Build sales by reacting to shifts in weather and embracing demographic changes and new consumer purchasing trends.

This article originally ran in the Summer 2011 issue of Rural Lifestyle Dealer.

The spring of 2011 reminds us that equipment dealers must be more nimble than ever to serve their customers in an increasingly volatile climate, be it business, weather or consumer spending trends. As a result, equipment dealers face both the daunting task of serving distressed neighbors and the opportunity to build credibility, awareness and business by strategically reaching out to existing and potential customers in tough times. Do it right, and you establish your dealership as a partner.

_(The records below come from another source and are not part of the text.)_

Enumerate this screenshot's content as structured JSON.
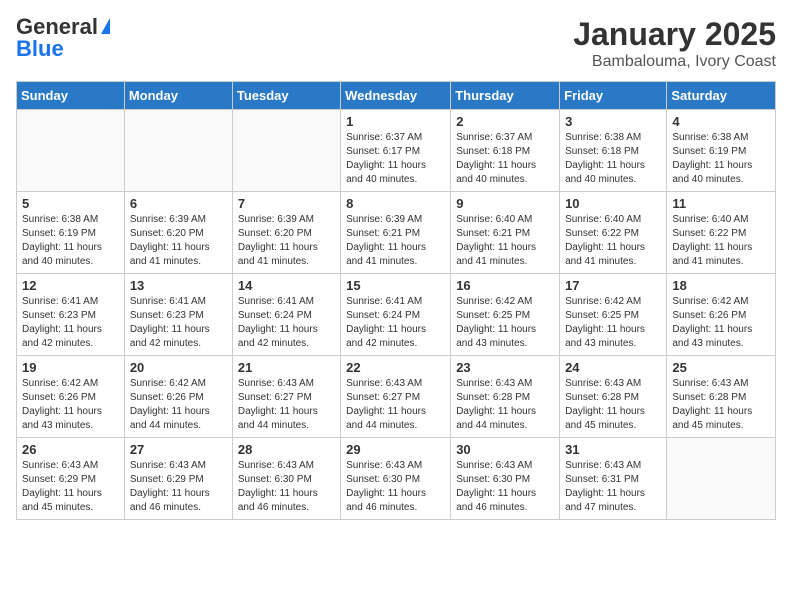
{
  "logo": {
    "general": "General",
    "blue": "Blue"
  },
  "title": "January 2025",
  "subtitle": "Bambalouma, Ivory Coast",
  "days_of_week": [
    "Sunday",
    "Monday",
    "Tuesday",
    "Wednesday",
    "Thursday",
    "Friday",
    "Saturday"
  ],
  "weeks": [
    [
      {
        "day": "",
        "info": ""
      },
      {
        "day": "",
        "info": ""
      },
      {
        "day": "",
        "info": ""
      },
      {
        "day": "1",
        "info": "Sunrise: 6:37 AM\nSunset: 6:17 PM\nDaylight: 11 hours and 40 minutes."
      },
      {
        "day": "2",
        "info": "Sunrise: 6:37 AM\nSunset: 6:18 PM\nDaylight: 11 hours and 40 minutes."
      },
      {
        "day": "3",
        "info": "Sunrise: 6:38 AM\nSunset: 6:18 PM\nDaylight: 11 hours and 40 minutes."
      },
      {
        "day": "4",
        "info": "Sunrise: 6:38 AM\nSunset: 6:19 PM\nDaylight: 11 hours and 40 minutes."
      }
    ],
    [
      {
        "day": "5",
        "info": "Sunrise: 6:38 AM\nSunset: 6:19 PM\nDaylight: 11 hours and 40 minutes."
      },
      {
        "day": "6",
        "info": "Sunrise: 6:39 AM\nSunset: 6:20 PM\nDaylight: 11 hours and 41 minutes."
      },
      {
        "day": "7",
        "info": "Sunrise: 6:39 AM\nSunset: 6:20 PM\nDaylight: 11 hours and 41 minutes."
      },
      {
        "day": "8",
        "info": "Sunrise: 6:39 AM\nSunset: 6:21 PM\nDaylight: 11 hours and 41 minutes."
      },
      {
        "day": "9",
        "info": "Sunrise: 6:40 AM\nSunset: 6:21 PM\nDaylight: 11 hours and 41 minutes."
      },
      {
        "day": "10",
        "info": "Sunrise: 6:40 AM\nSunset: 6:22 PM\nDaylight: 11 hours and 41 minutes."
      },
      {
        "day": "11",
        "info": "Sunrise: 6:40 AM\nSunset: 6:22 PM\nDaylight: 11 hours and 41 minutes."
      }
    ],
    [
      {
        "day": "12",
        "info": "Sunrise: 6:41 AM\nSunset: 6:23 PM\nDaylight: 11 hours and 42 minutes."
      },
      {
        "day": "13",
        "info": "Sunrise: 6:41 AM\nSunset: 6:23 PM\nDaylight: 11 hours and 42 minutes."
      },
      {
        "day": "14",
        "info": "Sunrise: 6:41 AM\nSunset: 6:24 PM\nDaylight: 11 hours and 42 minutes."
      },
      {
        "day": "15",
        "info": "Sunrise: 6:41 AM\nSunset: 6:24 PM\nDaylight: 11 hours and 42 minutes."
      },
      {
        "day": "16",
        "info": "Sunrise: 6:42 AM\nSunset: 6:25 PM\nDaylight: 11 hours and 43 minutes."
      },
      {
        "day": "17",
        "info": "Sunrise: 6:42 AM\nSunset: 6:25 PM\nDaylight: 11 hours and 43 minutes."
      },
      {
        "day": "18",
        "info": "Sunrise: 6:42 AM\nSunset: 6:26 PM\nDaylight: 11 hours and 43 minutes."
      }
    ],
    [
      {
        "day": "19",
        "info": "Sunrise: 6:42 AM\nSunset: 6:26 PM\nDaylight: 11 hours and 43 minutes."
      },
      {
        "day": "20",
        "info": "Sunrise: 6:42 AM\nSunset: 6:26 PM\nDaylight: 11 hours and 44 minutes."
      },
      {
        "day": "21",
        "info": "Sunrise: 6:43 AM\nSunset: 6:27 PM\nDaylight: 11 hours and 44 minutes."
      },
      {
        "day": "22",
        "info": "Sunrise: 6:43 AM\nSunset: 6:27 PM\nDaylight: 11 hours and 44 minutes."
      },
      {
        "day": "23",
        "info": "Sunrise: 6:43 AM\nSunset: 6:28 PM\nDaylight: 11 hours and 44 minutes."
      },
      {
        "day": "24",
        "info": "Sunrise: 6:43 AM\nSunset: 6:28 PM\nDaylight: 11 hours and 45 minutes."
      },
      {
        "day": "25",
        "info": "Sunrise: 6:43 AM\nSunset: 6:28 PM\nDaylight: 11 hours and 45 minutes."
      }
    ],
    [
      {
        "day": "26",
        "info": "Sunrise: 6:43 AM\nSunset: 6:29 PM\nDaylight: 11 hours and 45 minutes."
      },
      {
        "day": "27",
        "info": "Sunrise: 6:43 AM\nSunset: 6:29 PM\nDaylight: 11 hours and 46 minutes."
      },
      {
        "day": "28",
        "info": "Sunrise: 6:43 AM\nSunset: 6:30 PM\nDaylight: 11 hours and 46 minutes."
      },
      {
        "day": "29",
        "info": "Sunrise: 6:43 AM\nSunset: 6:30 PM\nDaylight: 11 hours and 46 minutes."
      },
      {
        "day": "30",
        "info": "Sunrise: 6:43 AM\nSunset: 6:30 PM\nDaylight: 11 hours and 46 minutes."
      },
      {
        "day": "31",
        "info": "Sunrise: 6:43 AM\nSunset: 6:31 PM\nDaylight: 11 hours and 47 minutes."
      },
      {
        "day": "",
        "info": ""
      }
    ]
  ]
}
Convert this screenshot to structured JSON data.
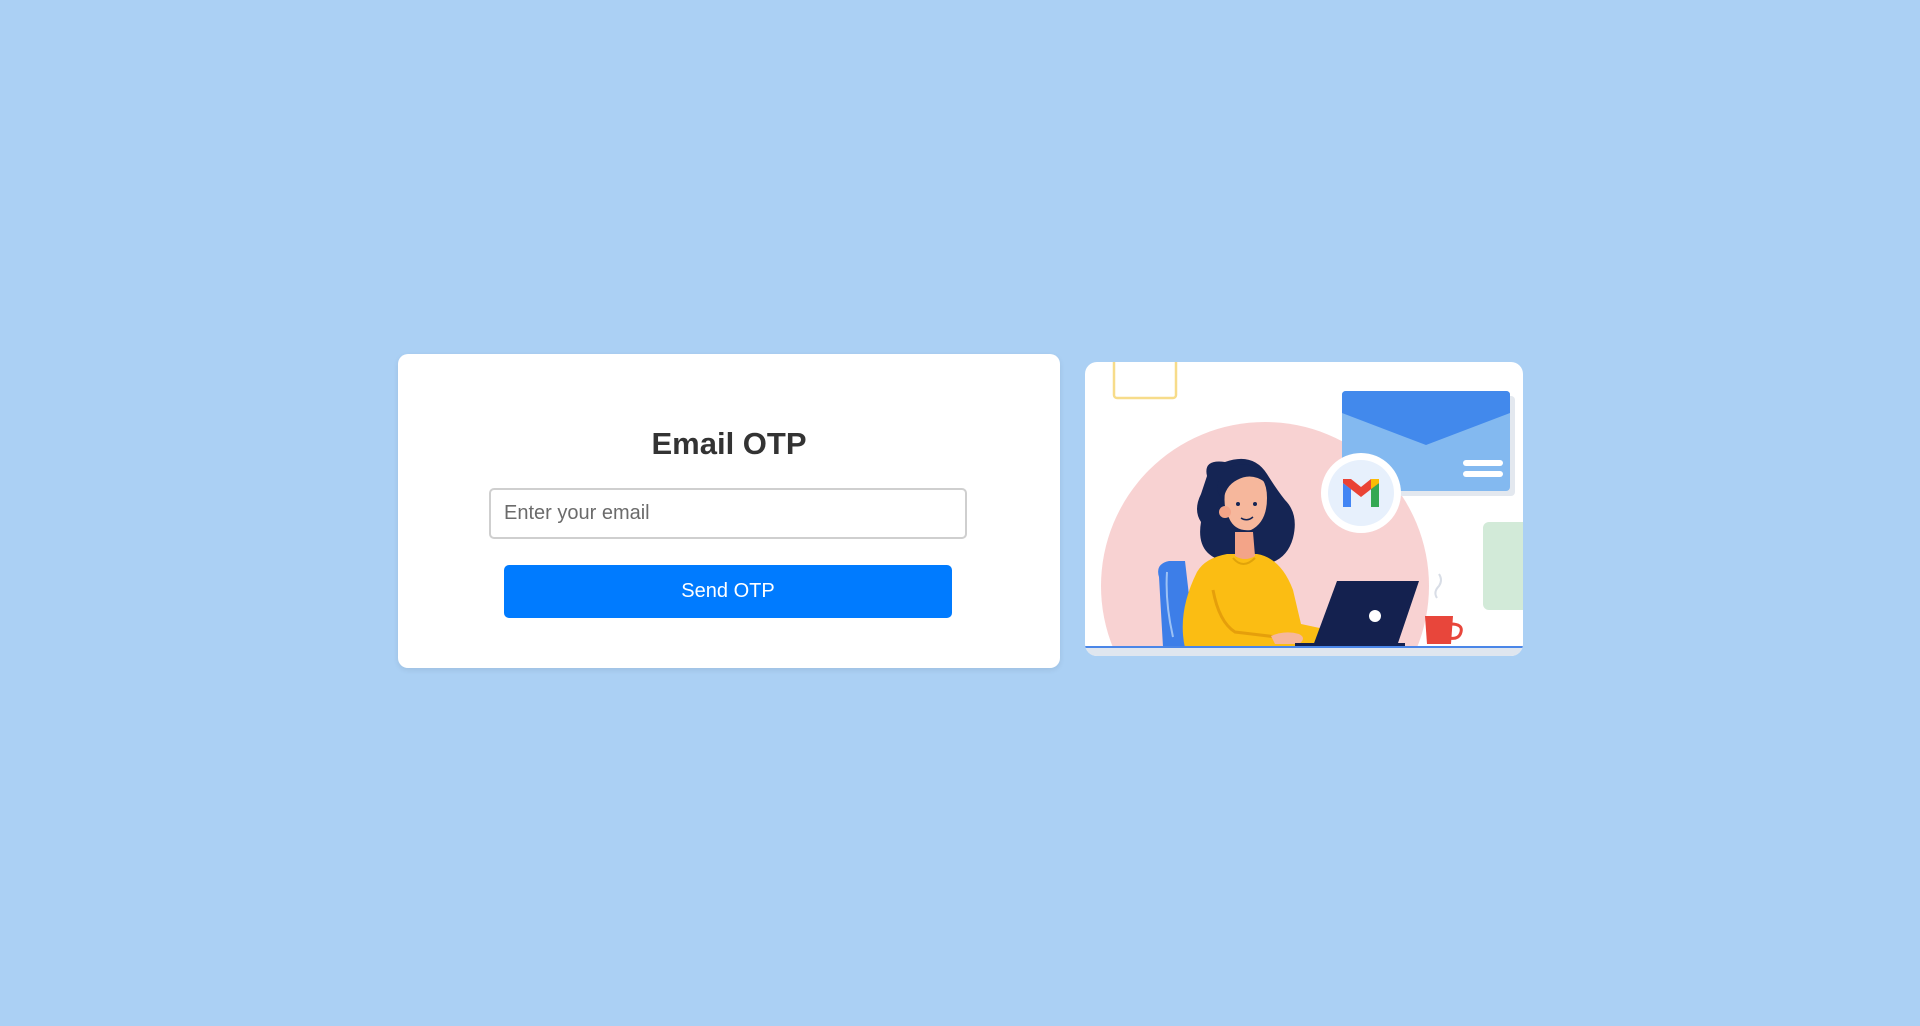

The tornadoes and accompanying heavy storms that ripped through the Midwest, Southeast and even the Northeast U.S. this spring spread tragedy and flooded cropland and homes alike. But while much of the country suffers under storms, other areas, such as portions of Texas and Colorado, bake in drought. The devastation means rural lifestylers, landscapers and ranchers will work overtime to recover from both extremes.

Equipment dealers can play a vital role in helping customers pick the right equipment for the job, whether they are landscaping or cleaning up after a violent store. Here, Scott Benko of Haltom Equipment in Mooresville, Ind., explains the benefits of the utility tractors on his lot. For more about Haltom Equipment, please see the Summer issue of Rural Lifestyle Dealer. Click here for an online version.

In both situations, equipment dealers play a vital role. Whether it’s in selecting an all-terrain vehicle with the correct tires and horsepower to avoid getting bogged in mud or picking the correct PTO attachments for do-it-yourselfers looking to drain bogs, cut brush or modify landscaping. This season you have the opportunity to provide the guidance and expertise that rural lifestylers need when they need it most.

By being the counselor who provides them not only the equipment but the support they need when they are distressed, you will develop lifelong customers. Consider expanding your support by offering free how-to classes on tools and pieces of equipment that are key to recovery efforts in your area. Large box stores such as Lowe’s Home Improvement offer home-improvement classes, but you have specific expertise that generalists can’t provide. You should showcase it.

Don’t think you have to do it alone. Tap into OEM and government resources to provide valuable educational support. For example, classes you could offer:

  • Safe equipment operation
  • Landscape recovery
  • Equipment maintenance during extreme applications
  • Equipment training refresher courses with OEMs

New Visitors, New Venues

Beyond the changing landscape due to the shift in the weather, the profile of the traditional clientele also is changing with the shift in demographics of the rural lifestyle segment. According to the market research firm NPD Group, consumers ages 65 and older accounted for 16% more in outdoor power equipment sales in the 12 months ending in March 2011 than they did in the previous year.

Now, this is intuitive to those of us who work in agriculture. The 2007 Census of Agriculture shows that from 2002 to 2007, the average age of the U.S. farmer increased from 55.3 to 57.1. But while their children are getting involved in the farms and more city folks are moving to the country, it is important to remember to cater to a aging population that is just as interested in outdoor power equipment.

Online, The Final Frontier

One piece of advice you likely repeat to customers like a mantra is that they need to always use the right tool for every job. The same applies for your dealership. Your toolbox should include an online presence. According to the NPD Group, increasing amounts of the $5.3 billion spent annually on outdoor power equipment, $1.7 billion on power tools and $1.3 billion on hand tools come from online purchases. That’s not to say you need to sell equipment online. But a marketing presence is becoming increasingly important, particularly as high-speed Internet spreads into rural America. According to Appeconomy.com, for example, 43% of farmers own a smart phone, so not only are they using the Internet on their home computer, they are accessing the Web on their mobile devices. You can bet consumers moving to the country are bringing their smart phones with them. Be there to answer their call, by phone or Internet.

Michael Turley is the CEO of Osborn & Barr, an agriculture-focused PR and advertising agency. He leads the agency’s Equipment Practice Group, which represents some of agriculture’s largest machinery and tire companies.